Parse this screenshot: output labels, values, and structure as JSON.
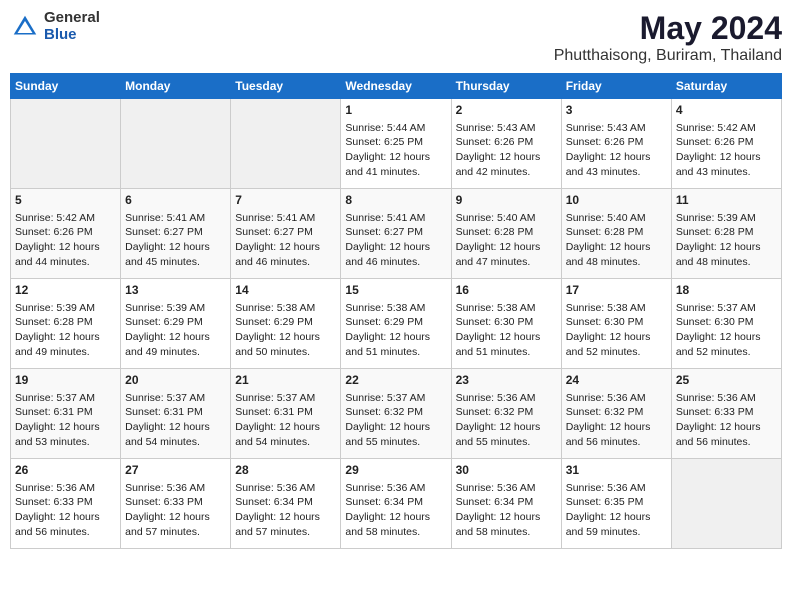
{
  "header": {
    "logo_general": "General",
    "logo_blue": "Blue",
    "title": "May 2024",
    "subtitle": "Phutthaisong, Buriram, Thailand"
  },
  "days_of_week": [
    "Sunday",
    "Monday",
    "Tuesday",
    "Wednesday",
    "Thursday",
    "Friday",
    "Saturday"
  ],
  "weeks": [
    [
      {
        "day": "",
        "info": ""
      },
      {
        "day": "",
        "info": ""
      },
      {
        "day": "",
        "info": ""
      },
      {
        "day": "1",
        "info": "Sunrise: 5:44 AM\nSunset: 6:25 PM\nDaylight: 12 hours\nand 41 minutes."
      },
      {
        "day": "2",
        "info": "Sunrise: 5:43 AM\nSunset: 6:26 PM\nDaylight: 12 hours\nand 42 minutes."
      },
      {
        "day": "3",
        "info": "Sunrise: 5:43 AM\nSunset: 6:26 PM\nDaylight: 12 hours\nand 43 minutes."
      },
      {
        "day": "4",
        "info": "Sunrise: 5:42 AM\nSunset: 6:26 PM\nDaylight: 12 hours\nand 43 minutes."
      }
    ],
    [
      {
        "day": "5",
        "info": "Sunrise: 5:42 AM\nSunset: 6:26 PM\nDaylight: 12 hours\nand 44 minutes."
      },
      {
        "day": "6",
        "info": "Sunrise: 5:41 AM\nSunset: 6:27 PM\nDaylight: 12 hours\nand 45 minutes."
      },
      {
        "day": "7",
        "info": "Sunrise: 5:41 AM\nSunset: 6:27 PM\nDaylight: 12 hours\nand 46 minutes."
      },
      {
        "day": "8",
        "info": "Sunrise: 5:41 AM\nSunset: 6:27 PM\nDaylight: 12 hours\nand 46 minutes."
      },
      {
        "day": "9",
        "info": "Sunrise: 5:40 AM\nSunset: 6:28 PM\nDaylight: 12 hours\nand 47 minutes."
      },
      {
        "day": "10",
        "info": "Sunrise: 5:40 AM\nSunset: 6:28 PM\nDaylight: 12 hours\nand 48 minutes."
      },
      {
        "day": "11",
        "info": "Sunrise: 5:39 AM\nSunset: 6:28 PM\nDaylight: 12 hours\nand 48 minutes."
      }
    ],
    [
      {
        "day": "12",
        "info": "Sunrise: 5:39 AM\nSunset: 6:28 PM\nDaylight: 12 hours\nand 49 minutes."
      },
      {
        "day": "13",
        "info": "Sunrise: 5:39 AM\nSunset: 6:29 PM\nDaylight: 12 hours\nand 49 minutes."
      },
      {
        "day": "14",
        "info": "Sunrise: 5:38 AM\nSunset: 6:29 PM\nDaylight: 12 hours\nand 50 minutes."
      },
      {
        "day": "15",
        "info": "Sunrise: 5:38 AM\nSunset: 6:29 PM\nDaylight: 12 hours\nand 51 minutes."
      },
      {
        "day": "16",
        "info": "Sunrise: 5:38 AM\nSunset: 6:30 PM\nDaylight: 12 hours\nand 51 minutes."
      },
      {
        "day": "17",
        "info": "Sunrise: 5:38 AM\nSunset: 6:30 PM\nDaylight: 12 hours\nand 52 minutes."
      },
      {
        "day": "18",
        "info": "Sunrise: 5:37 AM\nSunset: 6:30 PM\nDaylight: 12 hours\nand 52 minutes."
      }
    ],
    [
      {
        "day": "19",
        "info": "Sunrise: 5:37 AM\nSunset: 6:31 PM\nDaylight: 12 hours\nand 53 minutes."
      },
      {
        "day": "20",
        "info": "Sunrise: 5:37 AM\nSunset: 6:31 PM\nDaylight: 12 hours\nand 54 minutes."
      },
      {
        "day": "21",
        "info": "Sunrise: 5:37 AM\nSunset: 6:31 PM\nDaylight: 12 hours\nand 54 minutes."
      },
      {
        "day": "22",
        "info": "Sunrise: 5:37 AM\nSunset: 6:32 PM\nDaylight: 12 hours\nand 55 minutes."
      },
      {
        "day": "23",
        "info": "Sunrise: 5:36 AM\nSunset: 6:32 PM\nDaylight: 12 hours\nand 55 minutes."
      },
      {
        "day": "24",
        "info": "Sunrise: 5:36 AM\nSunset: 6:32 PM\nDaylight: 12 hours\nand 56 minutes."
      },
      {
        "day": "25",
        "info": "Sunrise: 5:36 AM\nSunset: 6:33 PM\nDaylight: 12 hours\nand 56 minutes."
      }
    ],
    [
      {
        "day": "26",
        "info": "Sunrise: 5:36 AM\nSunset: 6:33 PM\nDaylight: 12 hours\nand 56 minutes."
      },
      {
        "day": "27",
        "info": "Sunrise: 5:36 AM\nSunset: 6:33 PM\nDaylight: 12 hours\nand 57 minutes."
      },
      {
        "day": "28",
        "info": "Sunrise: 5:36 AM\nSunset: 6:34 PM\nDaylight: 12 hours\nand 57 minutes."
      },
      {
        "day": "29",
        "info": "Sunrise: 5:36 AM\nSunset: 6:34 PM\nDaylight: 12 hours\nand 58 minutes."
      },
      {
        "day": "30",
        "info": "Sunrise: 5:36 AM\nSunset: 6:34 PM\nDaylight: 12 hours\nand 58 minutes."
      },
      {
        "day": "31",
        "info": "Sunrise: 5:36 AM\nSunset: 6:35 PM\nDaylight: 12 hours\nand 59 minutes."
      },
      {
        "day": "",
        "info": ""
      }
    ]
  ]
}
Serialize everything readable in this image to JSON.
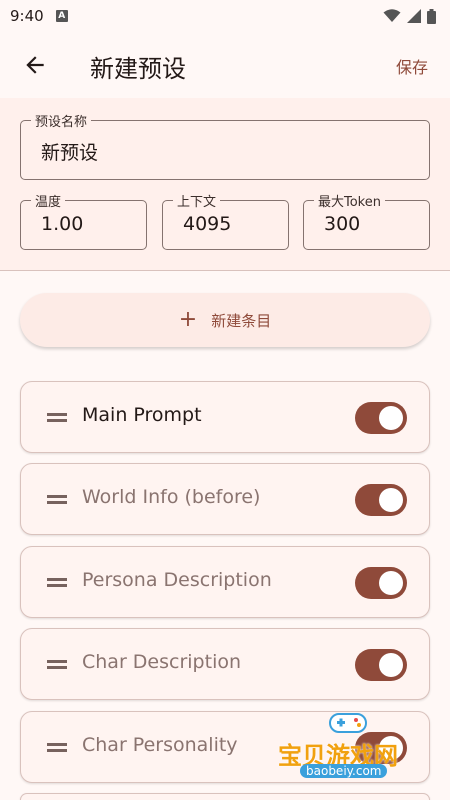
{
  "status_bar": {
    "time": "9:40",
    "notif_glyph": "A"
  },
  "app_bar": {
    "title": "新建预设",
    "save_label": "保存"
  },
  "preset": {
    "name_label": "预设名称",
    "name_value": "新预设",
    "temperature_label": "温度",
    "temperature_value": "1.00",
    "context_label": "上下文",
    "context_value": "4095",
    "max_token_label": "最大Token",
    "max_token_value": "300"
  },
  "add_item": {
    "icon": "+",
    "label": "新建条目"
  },
  "entries": [
    {
      "label": "Main Prompt",
      "enabled": true,
      "style": "on"
    },
    {
      "label": "World Info (before)",
      "enabled": true,
      "style": "dim"
    },
    {
      "label": "Persona Description",
      "enabled": true,
      "style": "dim"
    },
    {
      "label": "Char Description",
      "enabled": true,
      "style": "dim"
    },
    {
      "label": "Char Personality",
      "enabled": true,
      "style": "dim"
    }
  ],
  "watermark": {
    "text": "宝贝游戏网",
    "url": "baobeiy.com"
  },
  "colors": {
    "accent": "#8f4a3a",
    "surface": "#fff0ec",
    "background": "#fff8f6"
  }
}
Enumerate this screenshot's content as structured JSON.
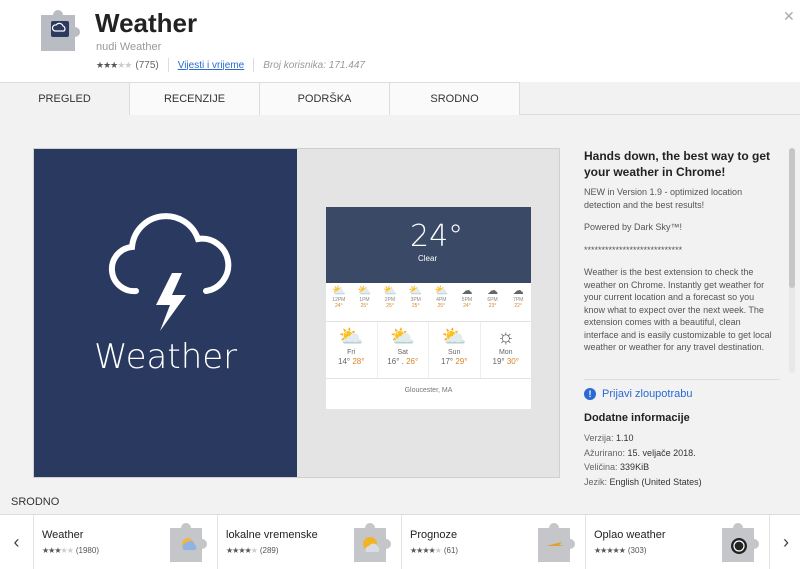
{
  "header": {
    "title": "Weather",
    "subtitle": "nudi Weather",
    "rating_count": "(775)",
    "category_link": "Vijesti i vrijeme",
    "users": "Broj korisnika: 171.447"
  },
  "tabs": [
    {
      "label": "PREGLED"
    },
    {
      "label": "RECENZIJE"
    },
    {
      "label": "PODRŠKA"
    },
    {
      "label": "SRODNO"
    }
  ],
  "screenshot": {
    "logo_word": "Weather",
    "temp": "24°",
    "condition": "Clear",
    "hours": [
      {
        "time": "12PM",
        "a": "24°",
        "b": "24°"
      },
      {
        "time": "1PM",
        "a": "25°",
        "b": "25°"
      },
      {
        "time": "2PM",
        "a": "25°",
        "b": "26°"
      },
      {
        "time": "3PM",
        "a": "25°",
        "b": "26°"
      },
      {
        "time": "4PM",
        "a": "25°",
        "b": "25°"
      },
      {
        "time": "5PM",
        "a": "24°",
        "b": "24°"
      },
      {
        "time": "6PM",
        "a": "23°",
        "b": "23°"
      },
      {
        "time": "7PM",
        "a": "22°",
        "b": "22°"
      }
    ],
    "days": [
      {
        "name": "Fri",
        "low": "14°",
        "high": "28°"
      },
      {
        "name": "Sat",
        "low": "16°",
        "high": "26°"
      },
      {
        "name": "Sun",
        "low": "17°",
        "high": "29°"
      },
      {
        "name": "Mon",
        "low": "19°",
        "high": "30°"
      }
    ],
    "location": "Gloucester, MA"
  },
  "description": {
    "headline": "Hands down, the best way to get your weather in Chrome!",
    "p1": "NEW in Version 1.9 - optimized location detection and the best results!",
    "p2": "Powered by Dark Sky™!",
    "p3": "****************************",
    "p4": "Weather is the best extension to check the weather on Chrome. Instantly get weather for your current location and a forecast so you know what to expect over the next week. The extension comes with a beautiful, clean interface and is easily customizable to get local weather or weather for any travel destination."
  },
  "report_link": "Prijavi zloupotrabu",
  "additional": {
    "title": "Dodatne informacije",
    "version_label": "Verzija:",
    "version": "1.10",
    "updated_label": "Ažurirano:",
    "updated": "15. veljače 2018.",
    "size_label": "Veličina:",
    "size": "339KiB",
    "language_label": "Jezik:",
    "language": "English (United States)"
  },
  "related": {
    "title": "SRODNO",
    "items": [
      {
        "name": "Weather",
        "count": "(1980)",
        "stars": 3
      },
      {
        "name": "lokalne vremenske",
        "count": "(289)",
        "stars": 4
      },
      {
        "name": "Prognoze",
        "count": "(61)",
        "stars": 4
      },
      {
        "name": "Oplao weather",
        "count": "(303)",
        "stars": 5
      }
    ]
  },
  "colors": {
    "accent": "#2a6ad3",
    "tile_bg": "#29395f"
  }
}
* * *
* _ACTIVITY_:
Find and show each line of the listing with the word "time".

* _EXERCISE RESULT_:
    "time": "9:40",
        "time": "12PM",
        "time": "1PM",
        "time": "2PM",
        "time": "3PM",
        "time": "4PM",
        "time": "5PM",
        "time": "6PM",
        "time": "7PM",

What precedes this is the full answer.